  • Access: Refers to the degree to which individuals and groups can obtain and use information and services, emphasizing the removal of barriers to full participation.
  • Anti-Racism: An active process of identifying and eliminating racism by changing systems, policies, practices, and attitudes, redistributing power to share it equitably.
  • BIPOC: Stands for Black, Indigenous, and People of Color, highlighting the unique history, experiences, and systemic inequities faced by these groups, distinct from broader experiences of people of color.
  • Land Acknowledgement: A formal statement that recognizes and respects Indigenous Peoples as traditional stewards of this land and the enduring relationship that exists between Indigenous Peoples and their traditional territories.

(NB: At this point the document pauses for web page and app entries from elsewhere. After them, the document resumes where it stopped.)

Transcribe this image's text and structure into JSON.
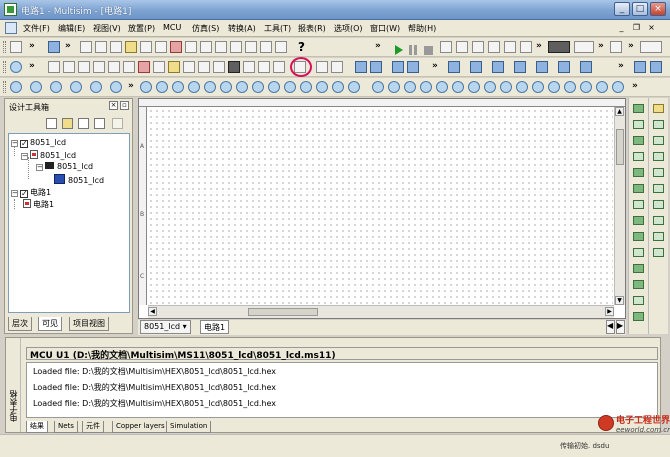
{
  "window": {
    "title": "电路1 - Multisim - [电路1]",
    "minimize": "_",
    "maximize": "□",
    "close": "×"
  },
  "menubar": {
    "items": [
      "文件(F)",
      "编辑(E)",
      "视图(V)",
      "放置(P)",
      "MCU",
      "仿真(S)",
      "转换(A)",
      "工具(T)",
      "报表(R)",
      "选项(O)",
      "窗口(W)",
      "帮助(H)"
    ],
    "mdi_minimize": "_",
    "mdi_restore": "❐",
    "mdi_close": "×"
  },
  "toolbar": {
    "help_glyph": "?",
    "overflow": "»",
    "play_icon": "play-icon",
    "pause_icon": "pause-icon",
    "stop_icon": "stop-icon",
    "highlight_color": "#d8105a"
  },
  "design_panel": {
    "title": "设计工具箱",
    "tree": [
      {
        "label": "8051_lcd",
        "type": "project"
      },
      {
        "label": "8051_lcd",
        "type": "design"
      },
      {
        "label": "8051_lcd",
        "type": "mcu"
      },
      {
        "label": "8051_lcd",
        "type": "board"
      },
      {
        "label": "电路1",
        "type": "project"
      },
      {
        "label": "电路1",
        "type": "design"
      }
    ],
    "tabs": [
      "层次",
      "可见",
      "项目视图"
    ],
    "active_tab": "层次"
  },
  "canvas": {
    "row_labels": [
      "A",
      "B",
      "C"
    ],
    "sheet_tabs": [
      "8051_lcd",
      "电路1"
    ],
    "active_sheet": "电路1"
  },
  "output": {
    "side_label": "电子表格",
    "header": "MCU U1 (D:\\我的文档\\Multisim\\MS11\\8051_lcd\\8051_lcd.ms11)",
    "lines": [
      "Loaded file: D:\\我的文档\\Multisim\\HEX\\8051_lcd\\8051_lcd.hex",
      "Loaded file: D:\\我的文档\\Multisim\\HEX\\8051_lcd\\8051_lcd.hex",
      "Loaded file: D:\\我的文档\\Multisim\\HEX\\8051_lcd\\8051_lcd.hex"
    ],
    "tabs": [
      "结果",
      "Nets",
      "元件",
      "Copper layers",
      "Simulation"
    ],
    "active_tab": "结果"
  },
  "statusbar": {
    "text": "传输初始. dsdu"
  },
  "watermark": {
    "title": "电子工程世界",
    "url": "eeworld.com.cn"
  }
}
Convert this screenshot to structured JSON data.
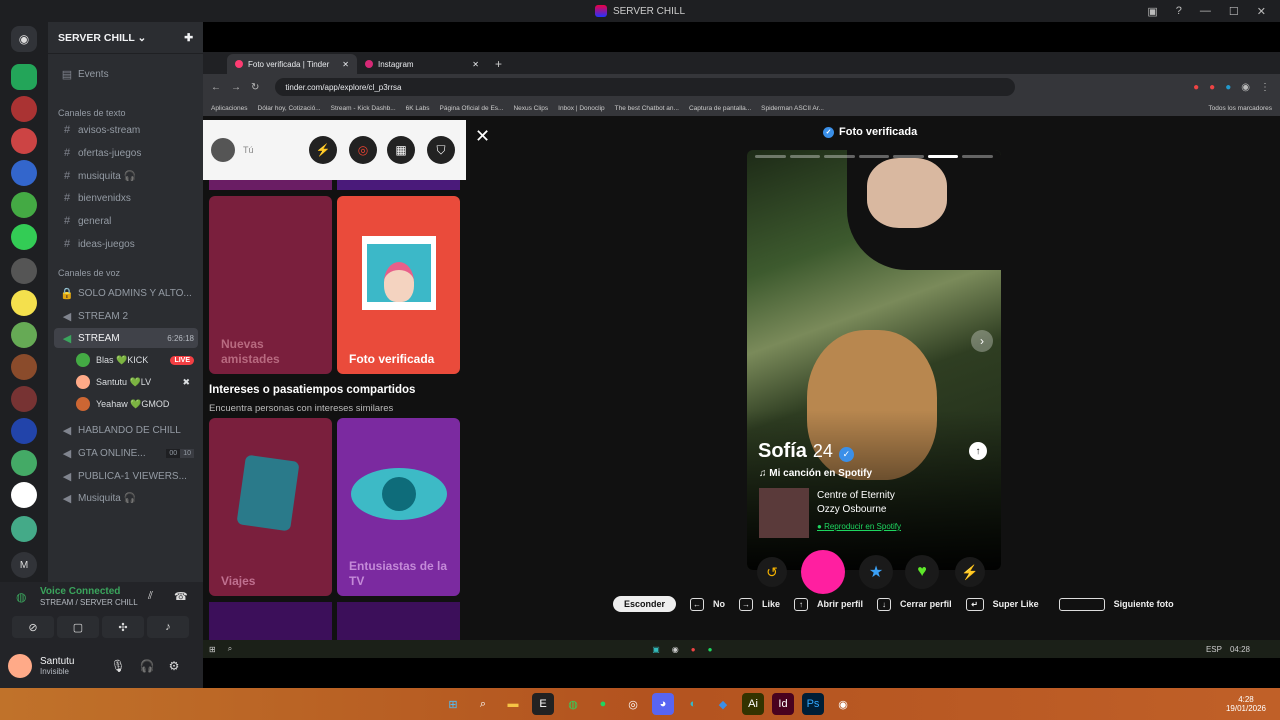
{
  "window": {
    "title": "SERVER CHILL"
  },
  "discord": {
    "server_name": "SERVER CHILL",
    "events": "Events",
    "text_category": "Canales de texto",
    "text_channels": [
      "avisos-stream",
      "ofertas-juegos",
      "musiquita 🎧",
      "bienvenidxs",
      "general",
      "ideas-juegos"
    ],
    "voice_category": "Canales de voz",
    "voice_channels": {
      "admins": "SOLO ADMINS Y ALTO...",
      "stream2": "STREAM 2",
      "stream": "STREAM",
      "stream_time": "6:26:18",
      "hablando": "HABLANDO DE CHILL",
      "gta": "GTA ONLINE...",
      "gta_count": "00",
      "gta_limit": "10",
      "publica": "PUBLICA-1 VIEWERS...",
      "musiquita": "Musiquita 🎧"
    },
    "voice_users": [
      {
        "name": "Blas 💚KICK",
        "badge": "LIVE"
      },
      {
        "name": "Santutu 💚LV",
        "badge": ""
      },
      {
        "name": "Yeahaw 💚GMOD",
        "badge": ""
      }
    ],
    "voice_panel": {
      "status": "Voice Connected",
      "location": "STREAM / SERVER CHILL"
    },
    "user": {
      "name": "Santutu",
      "status": "Invisible"
    }
  },
  "browser": {
    "tabs": [
      {
        "label": "Foto verificada | Tinder"
      },
      {
        "label": "Instagram"
      }
    ],
    "url": "tinder.com/app/explore/cl_p3rrsa",
    "bookmarks": [
      "Aplicaciones",
      "Dólar hoy, Cotizació...",
      "Stream - Kick Dashb...",
      "6K Labs",
      "Página Oficial de Es...",
      "Nexus Clips",
      "Inbox | Donoclip",
      "The best Chatbot an...",
      "Captura de pantalla...",
      "Spiderman ASCII Ar..."
    ],
    "all_bookmarks": "Todos los marcadores"
  },
  "tinder": {
    "user_label": "Tú",
    "cards": {
      "nuevas": "Nuevas amistades",
      "foto": "Foto verificada",
      "viajes": "Viajes",
      "tv": "Entusiastas de la TV"
    },
    "section_title": "Intereses o pasatiempos compartidos",
    "section_sub": "Encuentra personas con intereses similares",
    "header": "Foto verificada",
    "profile": {
      "name": "Sofía",
      "age": "24",
      "anthem_label": "Mi canción en Spotify",
      "song": "Centre of Eternity",
      "artist": "Ozzy Osbourne",
      "play": "Reproducir en Spotify",
      "photo_count": 7,
      "current_photo": 6
    },
    "shortcuts": {
      "hide": "Esconder",
      "no": "No",
      "like": "Like",
      "open": "Abrir perfil",
      "close": "Cerrar perfil",
      "super": "Super Like",
      "next": "Siguiente foto"
    }
  },
  "system": {
    "time": "4:28",
    "date": "19/01/2026",
    "lang": "ESP",
    "mini_time": "04:28"
  }
}
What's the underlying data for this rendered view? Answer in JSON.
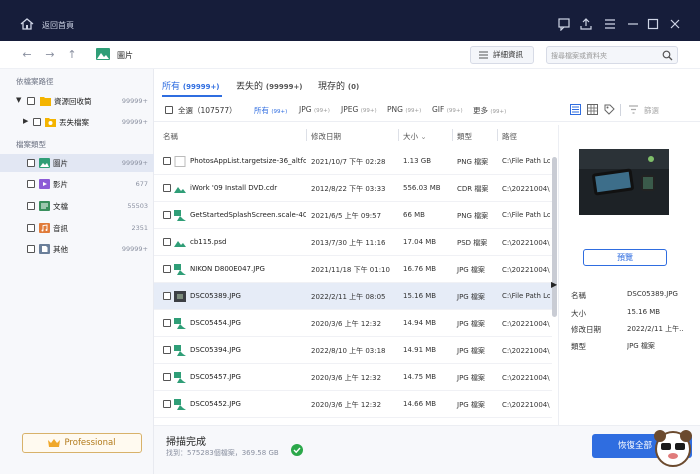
{
  "titlebar": {
    "title": "返回首頁",
    "home_icon": "home-icon",
    "controls": [
      "feedback-icon",
      "upload-icon",
      "menu-icon",
      "minimize-icon",
      "maximize-icon",
      "close-icon"
    ]
  },
  "nav": {
    "breadcrumb": "圖片",
    "detail_label": "詳細資訊",
    "search_placeholder": "搜尋檔案或資料夾"
  },
  "sidebar": {
    "location_title": "依檔案路徑",
    "tree": [
      {
        "label": "資源回收筒",
        "count": "99999+",
        "arrow": "▼"
      },
      {
        "label": "丟失檔案",
        "count": "99999+",
        "arrow": "▶"
      }
    ],
    "type_title": "檔案類型",
    "types": [
      {
        "label": "圖片",
        "count": "99999+",
        "color": "#2f9e77"
      },
      {
        "label": "影片",
        "count": "677",
        "color": "#8c5bd6"
      },
      {
        "label": "文檔",
        "count": "55503",
        "color": "#3a8f5d"
      },
      {
        "label": "音訊",
        "count": "2351",
        "color": "#e07b3a"
      },
      {
        "label": "其他",
        "count": "99999+",
        "color": "#6b7f9a"
      }
    ],
    "pro_label": "Professional"
  },
  "filter_tabs": [
    {
      "label": "所有",
      "count": "(99999+)"
    },
    {
      "label": "丟失的",
      "count": "(99999+)"
    },
    {
      "label": "現存的",
      "count": "(0)"
    }
  ],
  "toolbar": {
    "all_label": "全選",
    "all_count": "（107577）",
    "types": [
      {
        "label": "所有",
        "count": "(99+)"
      },
      {
        "label": "JPG",
        "count": "(99+)"
      },
      {
        "label": "JPEG",
        "count": "(99+)"
      },
      {
        "label": "PNG",
        "count": "(99+)"
      },
      {
        "label": "GIF",
        "count": "(99+)"
      },
      {
        "label": "更多",
        "count": "(99+)"
      }
    ],
    "sort_label": "篩選"
  },
  "table": {
    "headers": {
      "name": "名稱",
      "date": "修改日期",
      "size": "大小",
      "type": "類型",
      "path": "路徑"
    },
    "rows": [
      {
        "name": "PhotosAppList.targetsize-36_altfo...",
        "date": "2021/10/7 下午 02:28",
        "size": "1.13 GB",
        "type": "PNG 檔案",
        "path": "C:\\File Path Lost"
      },
      {
        "name": "iWork '09 Install DVD.cdr",
        "date": "2012/8/22 下午 03:33",
        "size": "556.03 MB",
        "type": "CDR 檔案",
        "path": "C:\\20221004\\新"
      },
      {
        "name": "GetStartedSplashScreen.scale-40...",
        "date": "2021/6/5 上午 09:57",
        "size": "66 MB",
        "type": "PNG 檔案",
        "path": "C:\\File Path Lost"
      },
      {
        "name": "cb115.psd",
        "date": "2013/7/30 上午 11:16",
        "size": "17.04 MB",
        "type": "PSD 檔案",
        "path": "C:\\20221004\\新"
      },
      {
        "name": "NIKON D800E047.JPG",
        "date": "2021/11/18 下午 01:10",
        "size": "16.76 MB",
        "type": "JPG 檔案",
        "path": "C:\\20221004\\新"
      },
      {
        "name": "DSC05389.JPG",
        "date": "2022/2/11 上午 08:05",
        "size": "15.16 MB",
        "type": "JPG 檔案",
        "path": "C:\\File Path Lost"
      },
      {
        "name": "DSC05454.JPG",
        "date": "2020/3/6 上午 12:32",
        "size": "14.94 MB",
        "type": "JPG 檔案",
        "path": "C:\\20221004\\新"
      },
      {
        "name": "DSC05394.JPG",
        "date": "2022/8/10 上午 03:18",
        "size": "14.91 MB",
        "type": "JPG 檔案",
        "path": "C:\\20221004\\新"
      },
      {
        "name": "DSC05457.JPG",
        "date": "2020/3/6 上午 12:32",
        "size": "14.75 MB",
        "type": "JPG 檔案",
        "path": "C:\\20221004\\新"
      },
      {
        "name": "DSC05452.JPG",
        "date": "2020/3/6 上午 12:32",
        "size": "14.66 MB",
        "type": "JPG 檔案",
        "path": "C:\\20221004\\新"
      }
    ]
  },
  "details": {
    "preview_label": "預覽",
    "props": [
      {
        "label": "名稱",
        "value": "DSC05389.JPG"
      },
      {
        "label": "大小",
        "value": "15.16 MB"
      },
      {
        "label": "修改日期",
        "value": "2022/2/11 上午..."
      },
      {
        "label": "類型",
        "value": "JPG 檔案"
      }
    ]
  },
  "status": {
    "title": "掃描完成",
    "subtitle": "找到：575283個檔案，369.58 GB",
    "recover_label": "恢復全部"
  },
  "colors": {
    "accent": "#2f6de0",
    "titlebar": "#161d3a",
    "success": "#2ba84a",
    "pro": "#d8b26a"
  }
}
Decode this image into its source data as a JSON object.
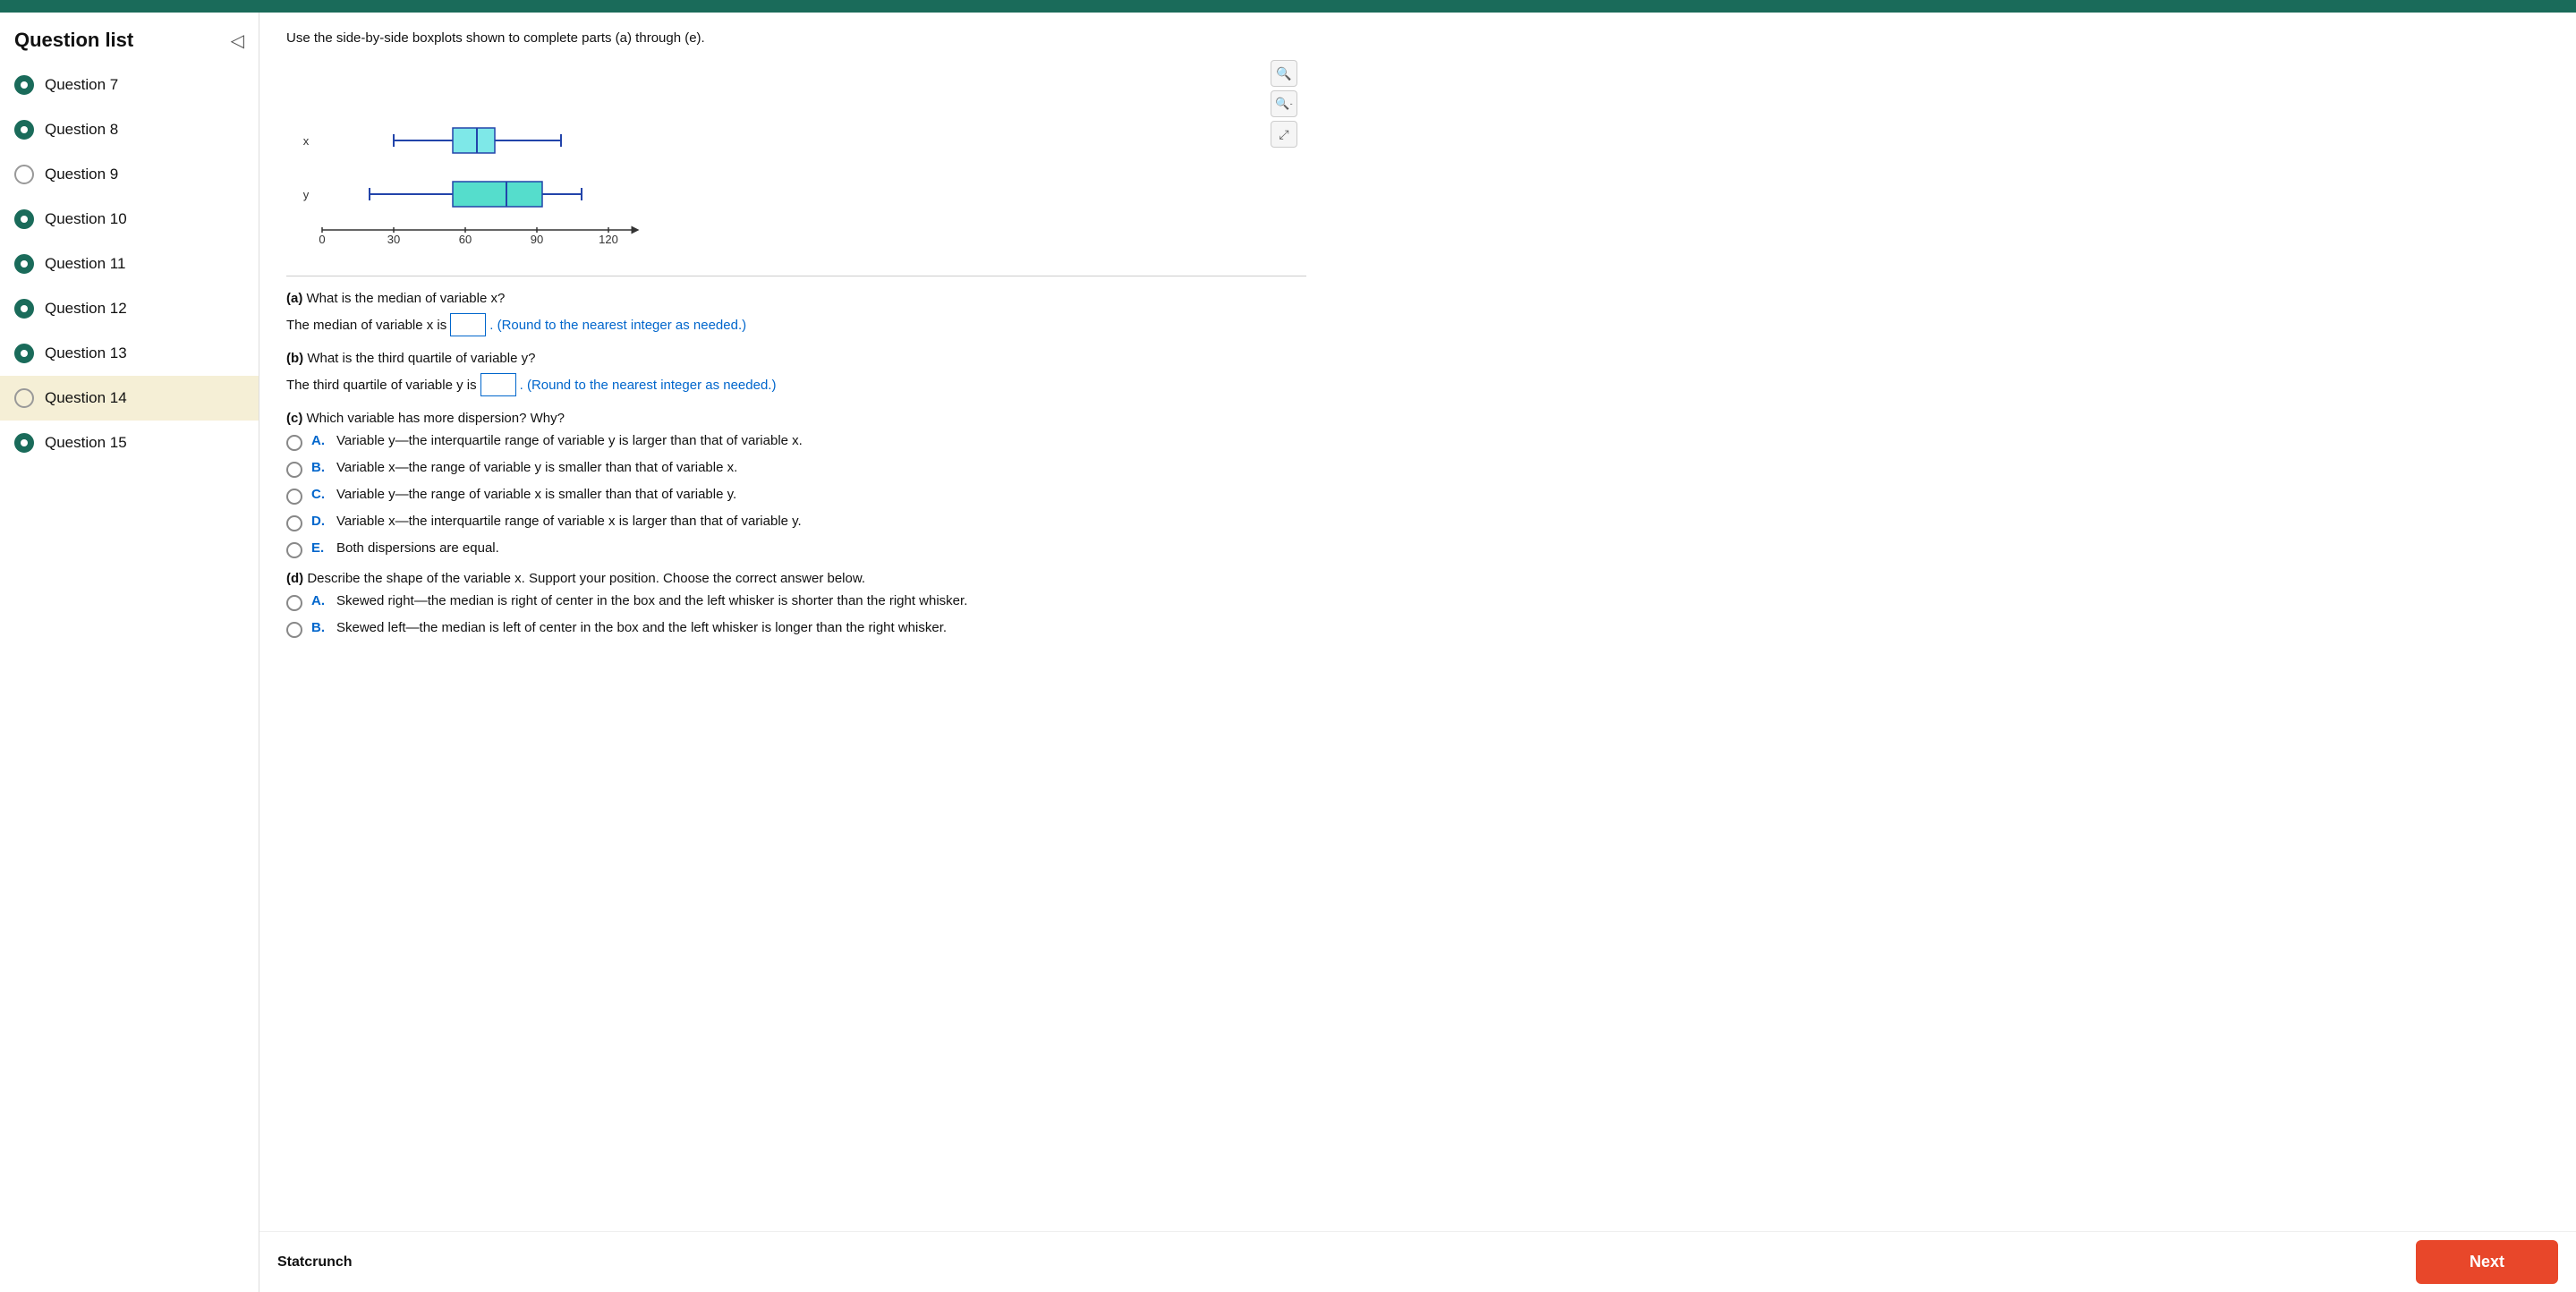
{
  "topBar": {},
  "sidebar": {
    "title": "Question list",
    "collapseLabel": "◁",
    "items": [
      {
        "id": 7,
        "label": "Question 7",
        "filled": true,
        "active": false
      },
      {
        "id": 8,
        "label": "Question 8",
        "filled": true,
        "active": false
      },
      {
        "id": 9,
        "label": "Question 9",
        "filled": false,
        "active": false
      },
      {
        "id": 10,
        "label": "Question 10",
        "filled": true,
        "active": false
      },
      {
        "id": 11,
        "label": "Question 11",
        "filled": true,
        "active": false
      },
      {
        "id": 12,
        "label": "Question 12",
        "filled": true,
        "active": false
      },
      {
        "id": 13,
        "label": "Question 13",
        "filled": true,
        "active": false
      },
      {
        "id": 14,
        "label": "Question 14",
        "filled": false,
        "active": true
      },
      {
        "id": 15,
        "label": "Question 15",
        "filled": true,
        "active": false
      }
    ],
    "footerLabel": "Statcrunch"
  },
  "content": {
    "instruction": "Use the side-by-side boxplots shown to complete parts (a) through (e).",
    "partA": {
      "question": "(a) What is the median of variable x?",
      "answerPrefix": "The median of variable x is",
      "answerSuffix": ". (Round to the nearest integer as needed.)"
    },
    "partB": {
      "question": "(b) What is the third quartile of variable y?",
      "answerPrefix": "The third quartile of variable y is",
      "answerSuffix": ". (Round to the nearest integer as needed.)"
    },
    "partC": {
      "question": "(c) Which variable has more dispersion? Why?",
      "options": [
        {
          "letter": "A.",
          "text": "Variable y—the interquartile range of variable y is larger than that of variable x."
        },
        {
          "letter": "B.",
          "text": "Variable x—the range of variable y is smaller than that of variable x."
        },
        {
          "letter": "C.",
          "text": "Variable y—the range of variable x is smaller than that of variable y."
        },
        {
          "letter": "D.",
          "text": "Variable x—the interquartile range of variable x is larger than that of variable y."
        },
        {
          "letter": "E.",
          "text": "Both dispersions are equal."
        }
      ]
    },
    "partD": {
      "question": "(d) Describe the shape of the variable x. Support your position. Choose the correct answer below.",
      "options": [
        {
          "letter": "A.",
          "text": "Skewed right—the median is right of center in the box and the left whisker is shorter than the right whisker."
        },
        {
          "letter": "B.",
          "text": "Skewed left—the median is left of center in the box and the left whisker is longer than the right whisker."
        }
      ]
    }
  },
  "boxplot": {
    "xLabel": "x",
    "yLabel": "y",
    "axisValues": [
      "0",
      "30",
      "60",
      "90",
      "120"
    ],
    "zoomInLabel": "⊕",
    "zoomOutLabel": "⊖",
    "externalLabel": "⤢"
  },
  "footer": {
    "statcrunchLabel": "Statcrunch",
    "nextLabel": "Next"
  }
}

It acknowledges the historical and ongoing injustices that Indigenous Peoples endure and the need to honor and respect their legal and moral rights to their lands.

The Significance of Our Terms

Adopting this terminology allows us to:

  • Engage in discussions that honor and respect the diverse experiences and perspectives of all community members.
  • Pursue actions that recognize and dismantle systemic barriers to equity, inclusion, and access.
  • Create environments, both at the summit and in our broader communities, where diversity is celebrated, and every person experiences belonging and recognition.

By establishing this common language, we set the stage for meaningful dialogue and collective action aimed at building a society that values justice, equity, and respect for all people and their histories.

Why We Use “BIPOC”

The term “BIPOC” is intentionally used in our summit discussions to emphasize the distinct experiences and systemic challenges faced by Black, Indigenous, and People of Color. Unlike broader terms that may not capture the nuances of racial injustice, “BIPOC” seeks to highlight the specific histories, inequalities, and resilience of Black and Indigenous communities, along with other people of color. It serves as a reminder of the need for targeted actions to address these systemic inequities and supports our commitment to advancing a more inclusive and equitable society.

Using “BIPOC” underscores our dedication to:

  • Acknowledging Historical and Ongoing Injustices: Recognizing the specific oppressions and contributions of Black and Indigenous peoples, distinct from the broader experiences of racial and ethnic minorities.
  • Promoting Targeted Equity Efforts: Focusing on tailored strategies that address the unique challenges faced by BIPOC communities in achieving true equity and inclusion.
  • Fostering Inclusive Dialogue and Action: Ensuring that our conversations and initiatives reflect a deep understanding of diversity within the framework of racial and social justice.

By incorporating “BIPOC” and other critical terms into our shared language, we aim to create a summit environment that not only respects and values the diversity of experiences among us but also actively works toward dismantling the structures that perpetuate inequity. Through this approach, we commit to a path of learning, growth, and collective action towards a more just and inclusive world.

  • March 3, 2023: Data Deep Dive, Stockton Area
  • March 1-5, 2021: Govapalooza, Virtual
  • March 5, 2020: Intentionally Growing Our Community, Hyatt Regency Sacramento
  • February 21, 2019: Winter Forum, Stockton Arena